I liked Francis Fukuyama’s review of Samantha Power’s new book very much, but something at the end of it reminded me of a complaint I frequently have with commentary on the future of international institutions:
In the end, the book does not make a persuasive case that the United Nations will ever be able to evolve into an organization that can deploy adequate amounts of hard power or take sides in contentious political disputes. Its weaknesses as a bureaucracy and its political constraints make it very unlikely that the United States and other powerful countries will ever delegate to it direct control over their soldiers or trust it with large sums of money.

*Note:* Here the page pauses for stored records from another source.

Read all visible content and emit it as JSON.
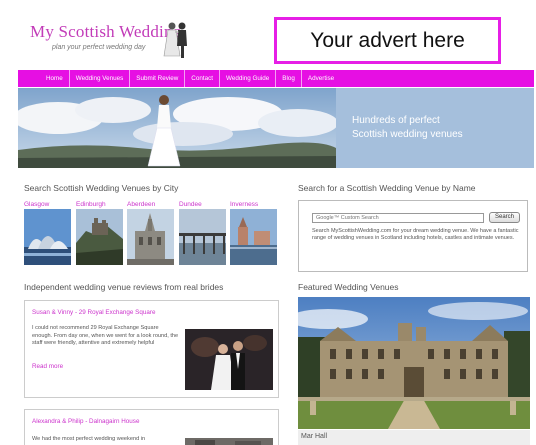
{
  "header": {
    "logo_title": "My Scottish Wedding",
    "logo_tagline": "plan your perfect wedding day",
    "advert": "Your advert here"
  },
  "nav": {
    "items": [
      "Home",
      "Wedding Venues",
      "Submit Review",
      "Contact",
      "Wedding Guide",
      "Blog",
      "Advertise"
    ]
  },
  "hero": {
    "line1": "Hundreds of perfect",
    "line2": "Scottish wedding venues"
  },
  "city_section": {
    "title": "Search Scottish Wedding Venues by City",
    "cities": [
      "Glasgow",
      "Edinburgh",
      "Aberdeen",
      "Dundee",
      "Inverness"
    ]
  },
  "search_section": {
    "title": "Search for a Scottish Wedding Venue by Name",
    "placeholder": "Google™ Custom Search",
    "button": "Search",
    "description": "Search MyScottishWedding.com for your dream wedding venue. We have a fantastic range of wedding venues in Scotland including hotels, castles and intimate venues."
  },
  "reviews_section": {
    "title": "Independent wedding venue reviews from real brides",
    "reviews": [
      {
        "title": "Susan & Vinny - 29 Royal Exchange Square",
        "body": "I could not recommend 29 Royal Exchange Square enough. From day one, when we went for a look round, the staff were friendly, attentive and extremely helpful",
        "link": "Read more"
      },
      {
        "title": "Alexandra & Philip - Dalnagairn House",
        "body": "We had the most perfect wedding weekend in"
      }
    ]
  },
  "featured_section": {
    "title": "Featured Wedding Venues",
    "caption": "Mar Hall"
  },
  "colors": {
    "brand_pink": "#e60fe3",
    "link_pink": "#cc33cc",
    "hero_panel": "#a5bfdc"
  }
}
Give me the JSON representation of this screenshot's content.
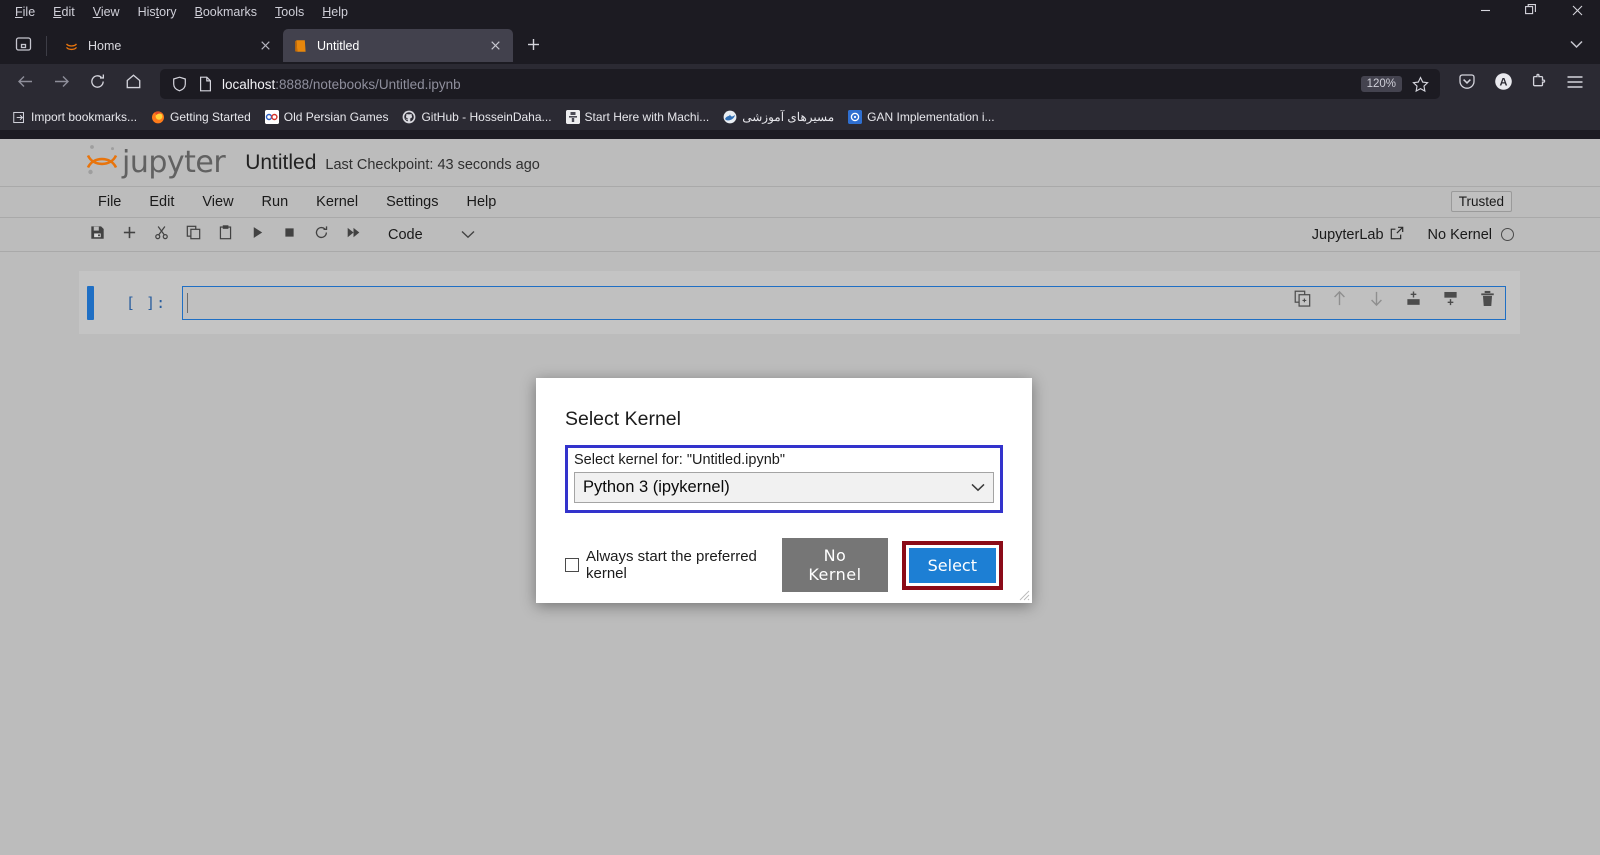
{
  "browser": {
    "menubar": [
      {
        "pre": "",
        "key": "F",
        "post": "ile"
      },
      {
        "pre": "",
        "key": "E",
        "post": "dit"
      },
      {
        "pre": "",
        "key": "V",
        "post": "iew"
      },
      {
        "pre": "His",
        "key": "t",
        "post": "ory"
      },
      {
        "pre": "",
        "key": "B",
        "post": "ookmarks"
      },
      {
        "pre": "",
        "key": "T",
        "post": "ools"
      },
      {
        "pre": "",
        "key": "H",
        "post": "elp"
      }
    ],
    "window_controls": {
      "minimize": "minimize-icon",
      "restore": "restore-icon",
      "close": "close-icon"
    },
    "tabs": [
      {
        "title": "Home",
        "icon": "jupyter-logo-icon",
        "active": false
      },
      {
        "title": "Untitled",
        "icon": "notebook-icon",
        "active": true
      }
    ],
    "new_tab_label": "+",
    "url": {
      "host": "localhost",
      "rest": ":8888/notebooks/Untitled.ipynb"
    },
    "zoom_level": "120%",
    "toolbar_icons": [
      "pocket-icon",
      "account-icon",
      "extensions-icon",
      "app-menu-icon"
    ],
    "bookmarks": [
      {
        "label": "Import bookmarks...",
        "icon": "import-icon",
        "color": "#cfcfd8"
      },
      {
        "label": "Getting Started",
        "icon": "firefox-icon",
        "color": "#e66000"
      },
      {
        "label": "Old Persian Games",
        "icon": "site-icon",
        "color": "#ffffff"
      },
      {
        "label": "GitHub - HosseinDaha...",
        "icon": "github-icon",
        "color": "#d8d8de"
      },
      {
        "label": "Start Here with Machi...",
        "icon": "site-icon",
        "color": "#dddddd"
      },
      {
        "label": "مسیرهای آموزشی",
        "icon": "site-icon",
        "color": "#3b7dc4"
      },
      {
        "label": "GAN Implementation i...",
        "icon": "site-icon",
        "color": "#2f6fd0"
      }
    ]
  },
  "jupyter": {
    "logo_text": "jupyter",
    "notebook_title": "Untitled",
    "checkpoint": "Last Checkpoint: 43 seconds ago",
    "trusted_badge": "Trusted",
    "menus": [
      "File",
      "Edit",
      "View",
      "Run",
      "Kernel",
      "Settings",
      "Help"
    ],
    "toolbar": {
      "icons": [
        "save-icon",
        "add-cell-icon",
        "cut-icon",
        "copy-icon",
        "paste-icon",
        "run-icon",
        "stop-icon",
        "restart-icon",
        "run-all-icon"
      ],
      "cell_type": "Code"
    },
    "jupyterlab_link": "JupyterLab",
    "kernel_status": "No Kernel",
    "cell": {
      "prompt": "[ ]:",
      "code": "",
      "actions": [
        "duplicate-cell-icon",
        "move-cell-up-icon",
        "move-cell-down-icon",
        "insert-cell-above-icon",
        "insert-cell-below-icon",
        "delete-cell-icon"
      ]
    }
  },
  "dialog": {
    "title": "Select Kernel",
    "label": "Select kernel for: \"Untitled.ipynb\"",
    "selected_kernel": "Python 3 (ipykernel)",
    "kernel_options": [
      "Python 3 (ipykernel)",
      "No Kernel"
    ],
    "checkbox_label": "Always start the preferred kernel",
    "checkbox_checked": false,
    "no_kernel_button": "No Kernel",
    "select_button": "Select",
    "highlight_colors": {
      "focus_outline": "#3333cc",
      "select_outline": "#8b0b18",
      "select_button_bg": "#1d7fd4",
      "no_kernel_button_bg": "#767676"
    }
  }
}
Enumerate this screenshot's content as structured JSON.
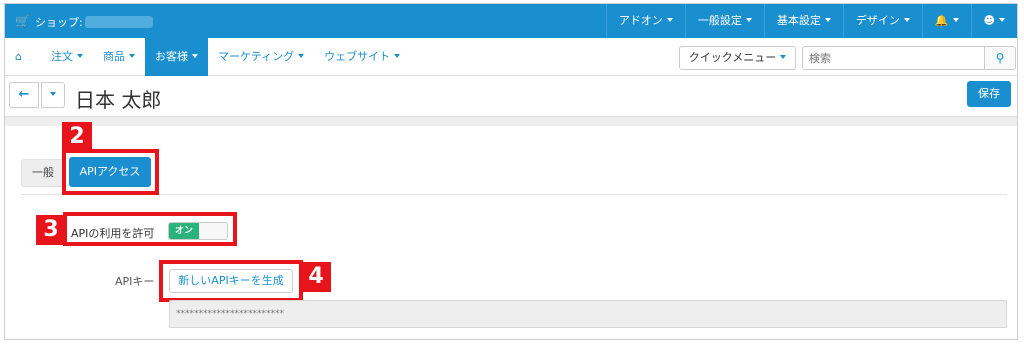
{
  "topbar": {
    "shop_label": "ショップ:",
    "menu": [
      "アドオン",
      "一般設定",
      "基本設定",
      "デザイン"
    ],
    "bell_icon": "bell-icon",
    "user_icon": "user-icon",
    "color": "#1a8fcf"
  },
  "nav": {
    "items": [
      "注文",
      "商品",
      "お客様",
      "マーケティング",
      "ウェブサイト"
    ],
    "active_index": 2,
    "quick_menu": "クイックメニュー",
    "search_placeholder": "検索"
  },
  "header": {
    "title": "日本 太郎",
    "save_label": "保存"
  },
  "tabs": [
    "一般",
    "APIアクセス"
  ],
  "api": {
    "allow_label": "APIの利用を許可",
    "toggle_state": "オン",
    "key_label": "APIキー",
    "generate_label": "新しいAPIキーを生成",
    "key_value": "************************"
  },
  "annotations": [
    "2",
    "3",
    "4"
  ],
  "colors": {
    "accent": "#1a8fcf",
    "toggle_on": "#2ab27b",
    "annotation": "#e8141c"
  }
}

I’m not sure people truly grasp the force of a claim that involves the statement that something won’t “ever” happen. Human civilization might go on for a very long time. Think of a person sitting around in 1808 speculating on what might or might not “ever” come to pass in the world. It wouldn’t have even occurred to him to predict that Germany and France could never reconcile because there would have been no such country as Germany. Things would need to be very different from how they are now for major countries to be putting soldiers under the direct control of UN authorities, but if you consider how much things have changed from 1938 to 2008, it doesn’t seem at all implausible that things might, indeed, be very different in 2078.
When I was in the Netherlands, a leading Dutch pundit argued to me that the Netherlands would never put its soldiers under the command of a German officer. I told him this exact scenario in fact already exists. He insisted I was wrong, but fortunately Bert Koenders, Minister for Development and Cooperation, was on hand to back me up. Things change, stuff happens, people will be surprised.